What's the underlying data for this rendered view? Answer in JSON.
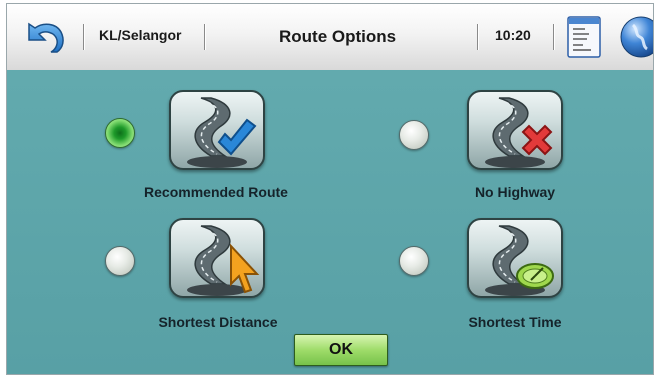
{
  "header": {
    "region": "KL/Selangor",
    "title": "Route Options",
    "time": "10:20"
  },
  "options": [
    {
      "label": "Recommended Route",
      "selected": true,
      "icon": "road-checkmark-icon"
    },
    {
      "label": "No Highway",
      "selected": false,
      "icon": "road-cross-icon"
    },
    {
      "label": "Shortest Distance",
      "selected": false,
      "icon": "road-cursor-icon"
    },
    {
      "label": "Shortest Time",
      "selected": false,
      "icon": "road-clock-icon"
    }
  ],
  "ok_label": "OK",
  "colors": {
    "background": "#5ea6aa",
    "selected_radio": "#1e9a2a",
    "ok_button": "#9fdc6a"
  }
}
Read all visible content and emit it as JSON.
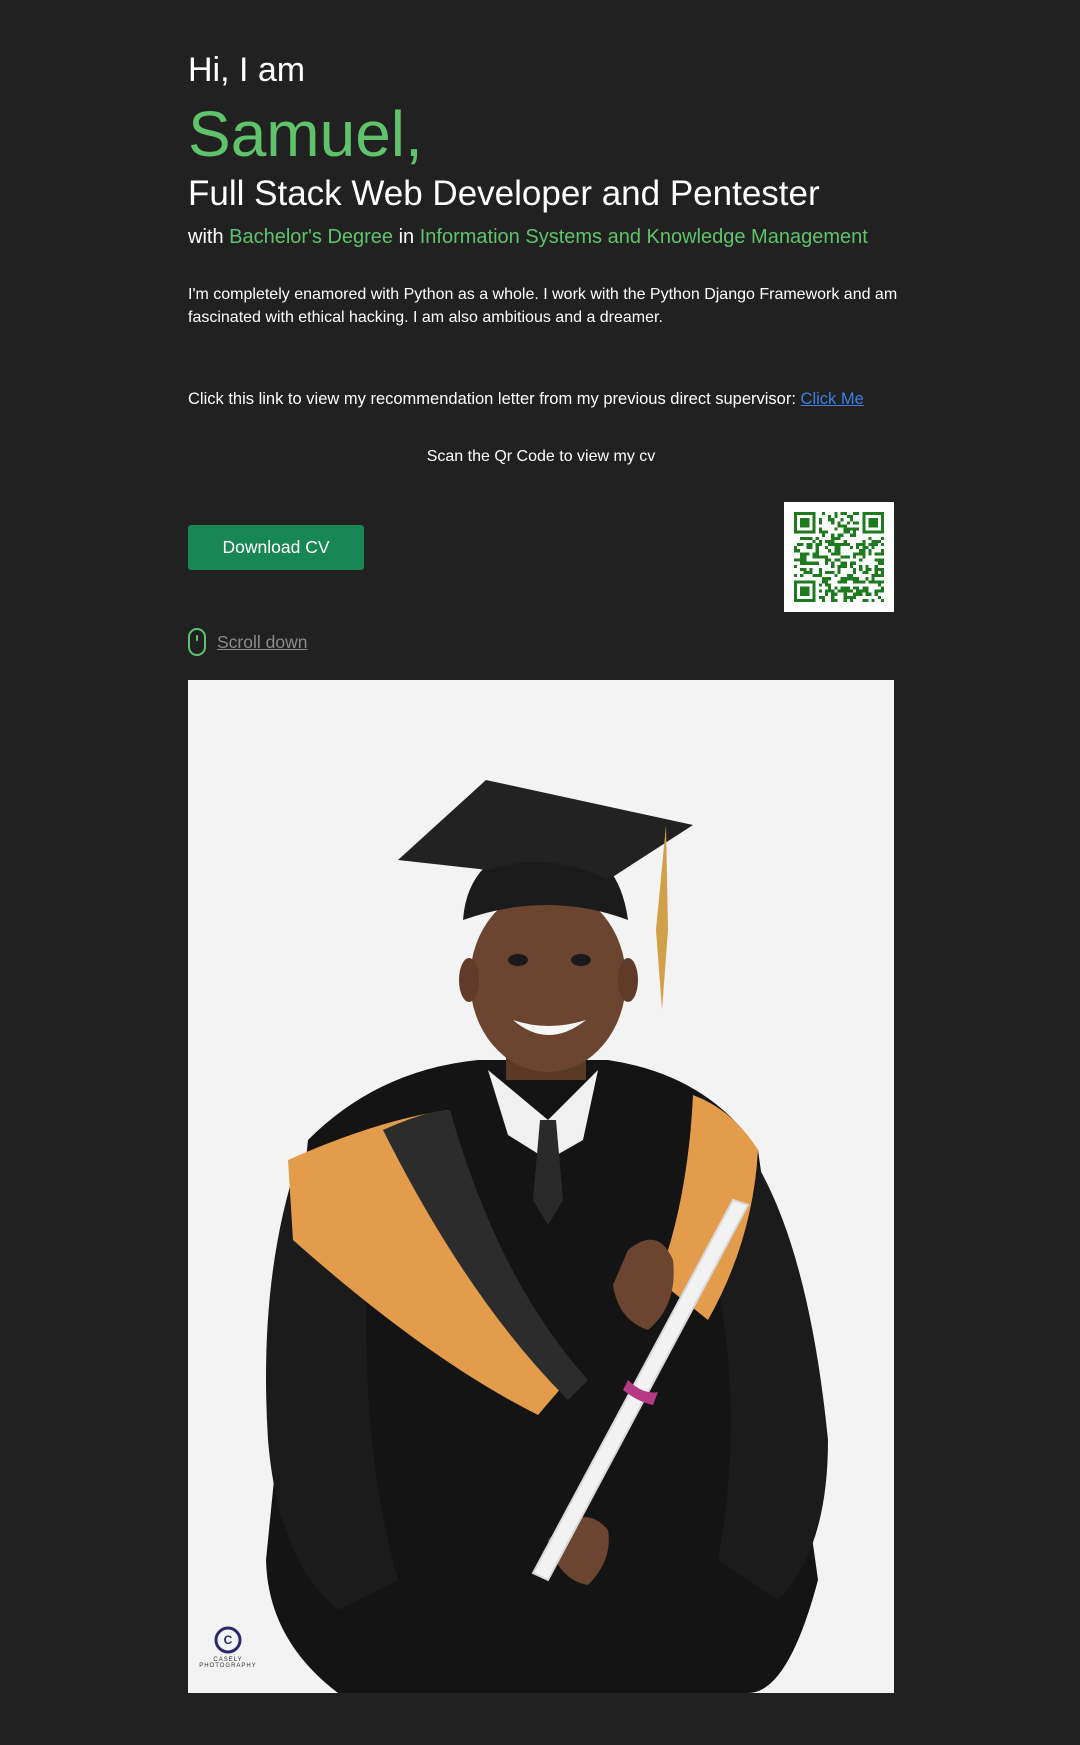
{
  "hero": {
    "greeting": "Hi, I am",
    "name": "Samuel,",
    "role": "Full Stack Web Developer and Pentester",
    "degree_prefix": "with",
    "degree": "Bachelor's Degree",
    "degree_in": "in",
    "field": "Information Systems and Knowledge Management",
    "bio": "I'm completely enamored with Python as a whole. I work with the Python Django Framework and am fascinated with ethical hacking. I am also ambitious and a dreamer."
  },
  "recommendation": {
    "text": "Click this link to view my recommendation letter from my previous direct supervisor:",
    "link_label": "Click Me"
  },
  "qr": {
    "caption": "Scan the Qr Code to view my cv",
    "icon": "qr-code-icon"
  },
  "actions": {
    "download_label": "Download CV"
  },
  "scroll": {
    "label": "Scroll down",
    "icon": "mouse-icon"
  },
  "photo": {
    "watermark": "CASELY PHOTOGRAPHY"
  },
  "colors": {
    "background": "#212121",
    "accent_green": "#5fc36b",
    "button_green": "#198754",
    "link_blue": "#3d7fe0"
  }
}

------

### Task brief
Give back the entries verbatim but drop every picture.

### Solution to this task
What's the underlying data for this rendered view? Answer in JSON.
{
  "header": {
    "region": "KL/Selangor",
    "title": "Route Options",
    "time": "10:20"
  },
  "options": [
    {
      "label": "Recommended Route",
      "selected": true,
      "icon": "road-checkmark-icon"
    },
    {
      "label": "No Highway",
      "selected": false,
      "icon": "road-cross-icon"
    },
    {
      "label": "Shortest Distance",
      "selected": false,
      "icon": "road-cursor-icon"
    },
    {
      "label": "Shortest Time",
      "selected": false,
      "icon": "road-clock-icon"
    }
  ],
  "ok_label": "OK",
  "colors": {
    "background": "#5ea6aa",
    "selected_radio": "#1e9a2a",
    "ok_button": "#9fdc6a"
  }
}
Read all visible content and emit it as JSON.
{
  "hero": {
    "greeting": "Hi, I am",
    "name": "Samuel,",
    "role": "Full Stack Web Developer and Pentester",
    "degree_prefix": "with",
    "degree": "Bachelor's Degree",
    "degree_in": "in",
    "field": "Information Systems and Knowledge Management",
    "bio": "I'm completely enamored with Python as a whole. I work with the Python Django Framework and am fascinated with ethical hacking. I am also ambitious and a dreamer."
  },
  "recommendation": {
    "text": "Click this link to view my recommendation letter from my previous direct supervisor:",
    "link_label": "Click Me"
  },
  "qr": {
    "caption": "Scan the Qr Code to view my cv",
    "icon": "qr-code-icon"
  },
  "actions": {
    "download_label": "Download CV"
  },
  "scroll": {
    "label": "Scroll down",
    "icon": "mouse-icon"
  },
  "photo": {
    "watermark": "CASELY PHOTOGRAPHY"
  },
  "colors": {
    "background": "#212121",
    "accent_green": "#5fc36b",
    "button_green": "#198754",
    "link_blue": "#3d7fe0"
  }
}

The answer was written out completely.